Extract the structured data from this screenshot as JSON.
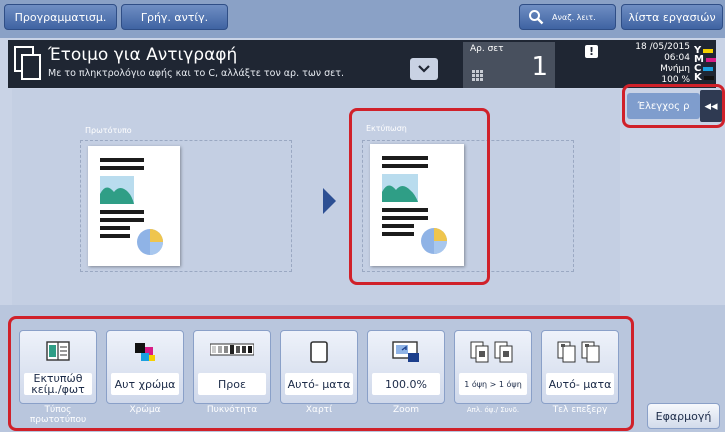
{
  "topbar": {
    "programs_label": "Προγραμματισμ.",
    "quick_copy_label": "Γρήγ. αντίγ.",
    "search_label": "Αναζ. λειτ.",
    "job_list_label": "λίστα εργασιών"
  },
  "header": {
    "title": "Έτοιμο για Αντιγραφή",
    "subtitle": "Με το πληκτρολόγιο αφής και το C, αλλάξτε τον αρ. των σετ.",
    "sets_label": "Αρ. σετ",
    "sets_value": "1",
    "warning_symbol": "!",
    "date": "18 /05/2015",
    "time": "06:04",
    "memory_label": "Μνήμη",
    "memory_value": "100 %",
    "toner": [
      {
        "letter": "Y",
        "color": "#f5d000"
      },
      {
        "letter": "M",
        "color": "#d81b86"
      },
      {
        "letter": "C",
        "color": "#1aa0e0"
      },
      {
        "letter": "K",
        "color": "#111111"
      }
    ]
  },
  "check": {
    "check_label": "Έλεγχος ρ",
    "collapse_symbol": "◂◂"
  },
  "preview": {
    "original_label": "Πρωτότυπο",
    "output_label": "Εκτύπωση"
  },
  "function_tiles": [
    {
      "value": "Εκτυπώθ κείμ./φωτ",
      "label": "Τύπος πρωτοτύπου",
      "icon": "text-photo-icon"
    },
    {
      "value": "Αυτ χρώμα",
      "label": "Χρώμα",
      "icon": "color-icon"
    },
    {
      "value": "Προε",
      "label": "Πυκνότητα",
      "icon": "density-icon"
    },
    {
      "value": "Αυτό- ματα",
      "label": "Χαρτί",
      "icon": "paper-icon"
    },
    {
      "value": "100.0%",
      "label": "Zoom",
      "icon": "zoom-icon"
    },
    {
      "value": "1 όψη > 1 όψη",
      "label": "Απλ. όψ./ Συνδ.",
      "icon": "duplex-icon"
    },
    {
      "value": "Αυτό- ματα",
      "label": "Τελ επεξεργ",
      "icon": "finishing-icon"
    }
  ],
  "apply_label": "Εφαρμογή"
}
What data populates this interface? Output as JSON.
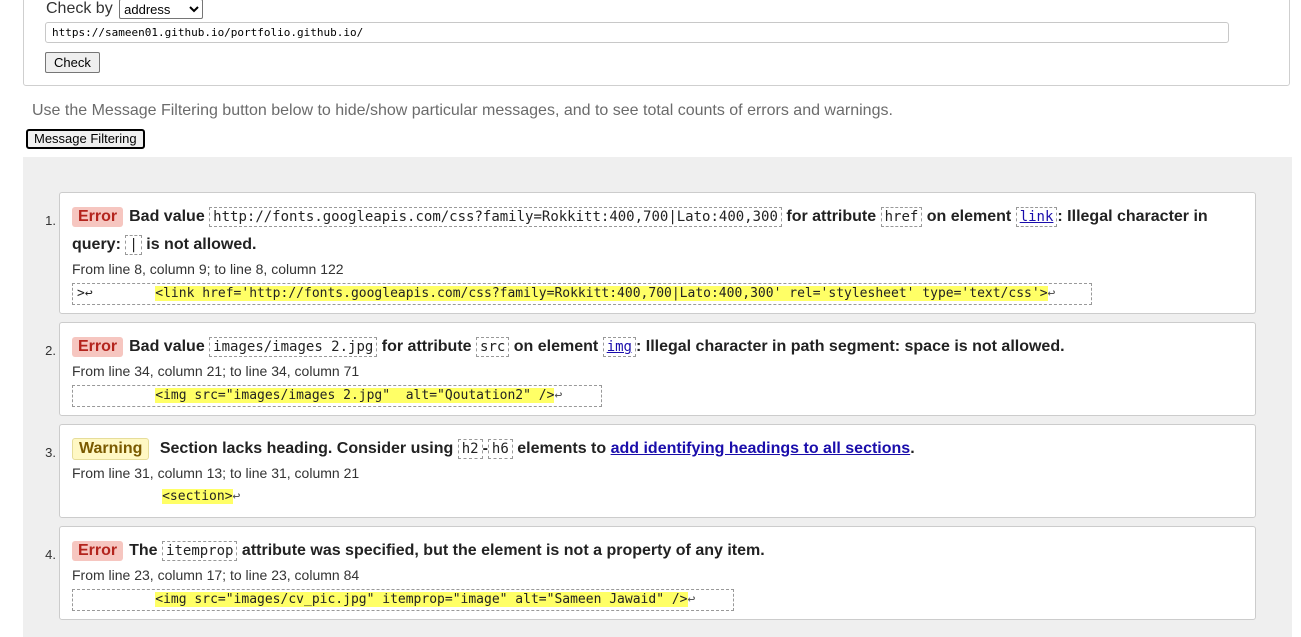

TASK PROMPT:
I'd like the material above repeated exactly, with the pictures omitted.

TASK RESULT:
Extract the structured data from this screenshot as JSON.
{
  "topbar": {
    "programs_label": "Προγραμματισμ.",
    "quick_copy_label": "Γρήγ. αντίγ.",
    "search_label": "Αναζ. λειτ.",
    "job_list_label": "λίστα εργασιών"
  },
  "header": {
    "title": "Έτοιμο για Αντιγραφή",
    "subtitle": "Με το πληκτρολόγιο αφής και το C, αλλάξτε τον αρ. των σετ.",
    "sets_label": "Αρ. σετ",
    "sets_value": "1",
    "warning_symbol": "!",
    "date": "18 /05/2015",
    "time": "06:04",
    "memory_label": "Μνήμη",
    "memory_value": "100 %",
    "toner": [
      {
        "letter": "Y",
        "color": "#f5d000"
      },
      {
        "letter": "M",
        "color": "#d81b86"
      },
      {
        "letter": "C",
        "color": "#1aa0e0"
      },
      {
        "letter": "K",
        "color": "#111111"
      }
    ]
  },
  "check": {
    "check_label": "Έλεγχος ρ",
    "collapse_symbol": "◂◂"
  },
  "preview": {
    "original_label": "Πρωτότυπο",
    "output_label": "Εκτύπωση"
  },
  "function_tiles": [
    {
      "value": "Εκτυπώθ κείμ./φωτ",
      "label": "Τύπος πρωτοτύπου",
      "icon": "text-photo-icon"
    },
    {
      "value": "Αυτ χρώμα",
      "label": "Χρώμα",
      "icon": "color-icon"
    },
    {
      "value": "Προε",
      "label": "Πυκνότητα",
      "icon": "density-icon"
    },
    {
      "value": "Αυτό- ματα",
      "label": "Χαρτί",
      "icon": "paper-icon"
    },
    {
      "value": "100.0%",
      "label": "Zoom",
      "icon": "zoom-icon"
    },
    {
      "value": "1 όψη > 1 όψη",
      "label": "Απλ. όψ./ Συνδ.",
      "icon": "duplex-icon"
    },
    {
      "value": "Αυτό- ματα",
      "label": "Τελ επεξεργ",
      "icon": "finishing-icon"
    }
  ],
  "apply_label": "Εφαρμογή"
}
What data populates this interface? Output as JSON.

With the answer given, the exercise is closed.